High-strength materials are used to protect wearers from injury due to ballistic and stab threats, as well as other potentially life-threatening incidents. The mechanical behavior necessary to prevent injury from these threats is multifaceted and dependent on the chemical and structural properties of these materials. The Security Technologies Group develops the measurement science necessary to understand the chemical and structural properties of these materials and how these properties are affected by environmental exposure and wear.
The body-armor community generally bases armor design on empirical models that do not directly relate molecular properties to performance. Aramid, aramid copolymers, and polyethylene fibers are highly oriented, anisotropic fibers that require specialized characterization techniques. In addition, there has historically been limited publicly available data on degradation mechanisms in these materials. Fundamental understanding of the impact of material properties on short and long-term material performance is limited by this lack of available data. Also, interacting factors (e.g., kink band formation) have not been considered in the context of broader performance degradation.
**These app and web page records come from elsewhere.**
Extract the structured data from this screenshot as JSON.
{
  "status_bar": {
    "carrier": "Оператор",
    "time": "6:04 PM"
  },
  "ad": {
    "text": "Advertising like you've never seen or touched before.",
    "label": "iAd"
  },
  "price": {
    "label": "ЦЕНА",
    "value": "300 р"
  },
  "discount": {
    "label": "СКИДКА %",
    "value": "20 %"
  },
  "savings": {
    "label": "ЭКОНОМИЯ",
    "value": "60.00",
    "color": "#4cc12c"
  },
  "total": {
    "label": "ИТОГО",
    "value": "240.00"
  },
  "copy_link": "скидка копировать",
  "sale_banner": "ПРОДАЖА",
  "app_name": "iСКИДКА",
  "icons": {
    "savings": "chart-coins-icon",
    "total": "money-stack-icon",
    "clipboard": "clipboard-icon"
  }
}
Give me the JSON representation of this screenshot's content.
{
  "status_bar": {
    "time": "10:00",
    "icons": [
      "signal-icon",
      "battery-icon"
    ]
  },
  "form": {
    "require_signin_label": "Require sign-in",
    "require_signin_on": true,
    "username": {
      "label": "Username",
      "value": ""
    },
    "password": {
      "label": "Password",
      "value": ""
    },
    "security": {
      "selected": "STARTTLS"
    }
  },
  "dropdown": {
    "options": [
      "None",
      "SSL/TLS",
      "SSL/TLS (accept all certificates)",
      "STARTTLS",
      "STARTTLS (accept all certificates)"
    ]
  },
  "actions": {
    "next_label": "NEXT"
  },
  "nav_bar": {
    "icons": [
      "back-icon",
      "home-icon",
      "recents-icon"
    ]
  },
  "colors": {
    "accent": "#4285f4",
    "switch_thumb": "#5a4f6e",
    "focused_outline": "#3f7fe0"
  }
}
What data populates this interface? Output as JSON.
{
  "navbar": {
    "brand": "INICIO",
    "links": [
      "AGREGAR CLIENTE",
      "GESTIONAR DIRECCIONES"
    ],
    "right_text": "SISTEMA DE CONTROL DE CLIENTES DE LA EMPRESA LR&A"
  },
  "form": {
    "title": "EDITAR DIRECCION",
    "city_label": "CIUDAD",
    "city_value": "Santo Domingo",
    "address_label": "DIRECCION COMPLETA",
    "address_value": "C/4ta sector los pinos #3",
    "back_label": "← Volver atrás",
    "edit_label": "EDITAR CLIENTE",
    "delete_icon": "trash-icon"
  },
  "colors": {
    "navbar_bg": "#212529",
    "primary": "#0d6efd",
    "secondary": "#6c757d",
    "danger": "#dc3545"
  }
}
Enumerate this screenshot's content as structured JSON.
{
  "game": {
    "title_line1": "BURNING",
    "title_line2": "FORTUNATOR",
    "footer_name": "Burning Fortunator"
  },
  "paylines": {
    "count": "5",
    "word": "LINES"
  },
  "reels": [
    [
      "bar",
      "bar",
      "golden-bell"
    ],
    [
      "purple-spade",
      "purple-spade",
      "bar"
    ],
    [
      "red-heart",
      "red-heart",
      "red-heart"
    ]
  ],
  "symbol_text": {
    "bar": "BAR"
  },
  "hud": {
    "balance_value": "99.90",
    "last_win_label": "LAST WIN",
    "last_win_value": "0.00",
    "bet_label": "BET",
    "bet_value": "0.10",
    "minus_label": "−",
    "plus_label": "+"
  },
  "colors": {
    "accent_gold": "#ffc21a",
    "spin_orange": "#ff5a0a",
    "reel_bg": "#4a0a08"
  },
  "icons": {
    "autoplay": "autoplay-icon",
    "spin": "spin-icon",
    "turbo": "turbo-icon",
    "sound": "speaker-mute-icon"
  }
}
The STG conducts and performs fundamental research to advance the understanding of these high-strength materials, which can be challenging to study. The goal of this work is to enhance the body armor community’s understanding of the relationship between properties and performance in high performance materials used in protective applications. This work falls under three primary project areas which include elucidating mechanisms of ageing of high strength fibers and their impact on material properties, the development of novel measurement tools and procedures to examine structure-property relationships in high strength materials, and the advancement of understanding in the links between quasi-static material properties and ballistic performance.
Elucidating mechanisms of ageing of high strength fibers and their impact on material properties has been a major focus area of this project in recent years. Many different forms of high strength materials, including fibers, yarns, tapes, and unidirectional laminates are being studied through carefully controlled artificial aging experiments to understand the effects of elevated temperature and humidity on these materials (Figure 2). Aramids, copolymer aramids, and ultrahigh molar mass polyethylene are all studied through this program. In addition to extensive publications in recent years (see below) we have also focused on archiving material properties data to assist others within the community (see data publications below).
An overall goal of our work is to advance the understanding of links between quasi-static material properties and ballistic performance. Using established theoretical models, we predict the reductions in ballistic performance that can be expected with aging (Figure 3). A forthcoming publication (currently in press) will compare these predictions with experimental ballistic properties measurements for aged and unaged materials, as shown in Figure 4. While these established models work well for linear elastic materials, they do not correctly predict ballistic properties or nonlinear elastic materials. Examining this phenomenon and proposing modifications to these models will be a major focus of our work in coming years, since nonlinear elastic materials are becoming more commonly used in protective applications.
Novel measurement tools and procedures for high strength materials are necessary to study these materials, which can present unique challenges in mounting, gripping, and other aspects of mechanical testing. We strive to share our efforts to develop robust characterization methods by publishing papers and videos to fully describe our experimental techniques, grip designs, and instrumentation development and by participating in relevant standards bodies to further disseminate our efforts in this area to the high strength material community.
Linking Theory to Practice: Predicting Ballistic Performance from Mechanical Properties of Aged Body Armor (Journal of Research of NIST)
Effects of temperature and humidity on high-strength p-aramid fibers used in body armor (Textile Research Journal)
Tensile testing of aged flexible unidirectional composite laminates for body armor (Journal of Materials Science)
Cutting procedures, tensile testing, and ageing of flexible unidirectional composite laminates (Journal of Visualized Experiments)
Oxidation reactions in kink banded regions of UHMMPE fiber-based laminates used in body armor: A mechanistic study (Polymer Degradation and Stability)
Disentangling high strength copolymer aramid fibers to enable the determination of their mechanical properties (Journal of Visualized Experiments)
Datasets associated with many of the publications above have been made publicly available.
Ageing of High Strength p-Aramid Fibers Used in Body Armor (NIST Public Data Repository)
Aged and unaged PBIA-based copolymer testing for soft body armor applications (NIST public data repository)
Aged and unaged flexible unidirectional composite laminate tensile testing for soft body armor applications (NIST public data repository)
Effect of temperature and strain rate on ultra high molar mass polyethylene (UHMMPE) fibers (NIST public data repository)